+++ DATA RECORDS +++
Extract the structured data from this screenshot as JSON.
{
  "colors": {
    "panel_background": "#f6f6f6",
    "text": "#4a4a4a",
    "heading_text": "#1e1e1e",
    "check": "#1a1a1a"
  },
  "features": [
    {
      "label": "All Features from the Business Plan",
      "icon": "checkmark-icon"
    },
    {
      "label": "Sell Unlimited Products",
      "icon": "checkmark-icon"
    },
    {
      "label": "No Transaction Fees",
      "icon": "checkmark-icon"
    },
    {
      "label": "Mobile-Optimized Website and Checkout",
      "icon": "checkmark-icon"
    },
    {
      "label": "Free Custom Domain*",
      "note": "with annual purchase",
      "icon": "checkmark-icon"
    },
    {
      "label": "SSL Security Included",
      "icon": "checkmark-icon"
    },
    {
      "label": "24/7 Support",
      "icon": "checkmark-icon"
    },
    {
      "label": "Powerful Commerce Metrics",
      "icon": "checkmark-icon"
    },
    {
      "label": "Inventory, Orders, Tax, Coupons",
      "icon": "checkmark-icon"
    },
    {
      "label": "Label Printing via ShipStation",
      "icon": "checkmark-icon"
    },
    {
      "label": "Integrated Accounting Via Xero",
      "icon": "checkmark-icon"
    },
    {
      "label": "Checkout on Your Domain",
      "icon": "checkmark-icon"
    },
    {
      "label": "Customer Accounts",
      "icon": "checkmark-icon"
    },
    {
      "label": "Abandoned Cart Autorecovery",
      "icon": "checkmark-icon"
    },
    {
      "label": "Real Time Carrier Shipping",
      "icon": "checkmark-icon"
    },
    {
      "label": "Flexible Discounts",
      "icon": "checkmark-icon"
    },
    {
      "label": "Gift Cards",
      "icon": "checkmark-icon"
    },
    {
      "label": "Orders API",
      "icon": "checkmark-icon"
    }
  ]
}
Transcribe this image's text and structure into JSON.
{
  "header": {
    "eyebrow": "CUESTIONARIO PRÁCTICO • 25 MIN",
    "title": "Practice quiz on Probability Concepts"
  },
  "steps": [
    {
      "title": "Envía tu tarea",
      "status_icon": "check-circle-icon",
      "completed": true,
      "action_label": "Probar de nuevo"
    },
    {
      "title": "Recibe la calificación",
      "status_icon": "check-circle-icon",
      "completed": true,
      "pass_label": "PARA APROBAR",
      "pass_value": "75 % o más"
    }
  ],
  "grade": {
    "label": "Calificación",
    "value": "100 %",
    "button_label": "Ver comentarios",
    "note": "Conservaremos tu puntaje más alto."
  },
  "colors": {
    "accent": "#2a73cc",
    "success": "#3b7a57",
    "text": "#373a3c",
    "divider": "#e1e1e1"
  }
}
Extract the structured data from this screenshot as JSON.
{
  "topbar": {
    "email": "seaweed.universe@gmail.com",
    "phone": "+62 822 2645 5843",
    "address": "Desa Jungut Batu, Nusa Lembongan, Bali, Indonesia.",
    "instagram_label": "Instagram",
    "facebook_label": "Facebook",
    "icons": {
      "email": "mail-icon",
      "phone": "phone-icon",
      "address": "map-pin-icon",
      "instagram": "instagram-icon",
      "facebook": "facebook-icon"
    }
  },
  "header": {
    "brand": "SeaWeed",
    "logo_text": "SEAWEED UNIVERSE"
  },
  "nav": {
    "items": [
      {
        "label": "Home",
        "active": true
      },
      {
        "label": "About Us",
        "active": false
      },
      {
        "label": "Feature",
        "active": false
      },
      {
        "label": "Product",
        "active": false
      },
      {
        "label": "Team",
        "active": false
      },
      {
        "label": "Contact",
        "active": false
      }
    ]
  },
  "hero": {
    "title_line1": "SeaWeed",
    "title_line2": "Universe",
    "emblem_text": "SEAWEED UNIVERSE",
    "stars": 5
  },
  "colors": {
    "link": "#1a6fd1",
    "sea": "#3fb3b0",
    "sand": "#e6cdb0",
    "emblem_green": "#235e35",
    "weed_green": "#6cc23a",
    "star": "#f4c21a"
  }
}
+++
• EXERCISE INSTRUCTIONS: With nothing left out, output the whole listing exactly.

• RESPONSE BELOW:
Extract the structured data from this screenshot as JSON.
{
  "colors": {
    "panel_background": "#f6f6f6",
    "text": "#4a4a4a",
    "heading_text": "#1e1e1e",
    "check": "#1a1a1a"
  },
  "features": [
    {
      "label": "All Features from the Business Plan",
      "icon": "checkmark-icon"
    },
    {
      "label": "Sell Unlimited Products",
      "icon": "checkmark-icon"
    },
    {
      "label": "No Transaction Fees",
      "icon": "checkmark-icon"
    },
    {
      "label": "Mobile-Optimized Website and Checkout",
      "icon": "checkmark-icon"
    },
    {
      "label": "Free Custom Domain*",
      "note": "with annual purchase",
      "icon": "checkmark-icon"
    },
    {
      "label": "SSL Security Included",
      "icon": "checkmark-icon"
    },
    {
      "label": "24/7 Support",
      "icon": "checkmark-icon"
    },
    {
      "label": "Powerful Commerce Metrics",
      "icon": "checkmark-icon"
    },
    {
      "label": "Inventory, Orders, Tax, Coupons",
      "icon": "checkmark-icon"
    },
    {
      "label": "Label Printing via ShipStation",
      "icon": "checkmark-icon"
    },
    {
      "label": "Integrated Accounting Via Xero",
      "icon": "checkmark-icon"
    },
    {
      "label": "Checkout on Your Domain",
      "icon": "checkmark-icon"
    },
    {
      "label": "Customer Accounts",
      "icon": "checkmark-icon"
    },
    {
      "label": "Abandoned Cart Autorecovery",
      "icon": "checkmark-icon"
    },
    {
      "label": "Real Time Carrier Shipping",
      "icon": "checkmark-icon"
    },
    {
      "label": "Flexible Discounts",
      "icon": "checkmark-icon"
    },
    {
      "label": "Gift Cards",
      "icon": "checkmark-icon"
    },
    {
      "label": "Orders API",
      "icon": "checkmark-icon"
    }
  ]
}
Transcribe this image's text and structure into JSON.
{
  "header": {
    "eyebrow": "CUESTIONARIO PRÁCTICO • 25 MIN",
    "title": "Practice quiz on Probability Concepts"
  },
  "steps": [
    {
      "title": "Envía tu tarea",
      "status_icon": "check-circle-icon",
      "completed": true,
      "action_label": "Probar de nuevo"
    },
    {
      "title": "Recibe la calificación",
      "status_icon": "check-circle-icon",
      "completed": true,
      "pass_label": "PARA APROBAR",
      "pass_value": "75 % o más"
    }
  ],
  "grade": {
    "label": "Calificación",
    "value": "100 %",
    "button_label": "Ver comentarios",
    "note": "Conservaremos tu puntaje más alto."
  },
  "colors": {
    "accent": "#2a73cc",
    "success": "#3b7a57",
    "text": "#373a3c",
    "divider": "#e1e1e1"
  }
}
Extract the structured data from this screenshot as JSON.
{
  "topbar": {
    "email": "seaweed.universe@gmail.com",
    "phone": "+62 822 2645 5843",
    "address": "Desa Jungut Batu, Nusa Lembongan, Bali, Indonesia.",
    "instagram_label": "Instagram",
    "facebook_label": "Facebook",
    "icons": {
      "email": "mail-icon",
      "phone": "phone-icon",
      "address": "map-pin-icon",
      "instagram": "instagram-icon",
      "facebook": "facebook-icon"
    }
  },
  "header": {
    "brand": "SeaWeed",
    "logo_text": "SEAWEED UNIVERSE"
  },
  "nav": {
    "items": [
      {
        "label": "Home",
        "active": true
      },
      {
        "label": "About Us",
        "active": false
      },
      {
        "label": "Feature",
        "active": false
      },
      {
        "label": "Product",
        "active": false
      },
      {
        "label": "Team",
        "active": false
      },
      {
        "label": "Contact",
        "active": false
      }
    ]
  },
  "hero": {
    "title_line1": "SeaWeed",
    "title_line2": "Universe",
    "emblem_text": "SEAWEED UNIVERSE",
    "stars": 5
  },
  "colors": {
    "link": "#1a6fd1",
    "sea": "#3fb3b0",
    "sand": "#e6cdb0",
    "emblem_green": "#235e35",
    "weed_green": "#6cc23a",
    "star": "#f4c21a"
  }
}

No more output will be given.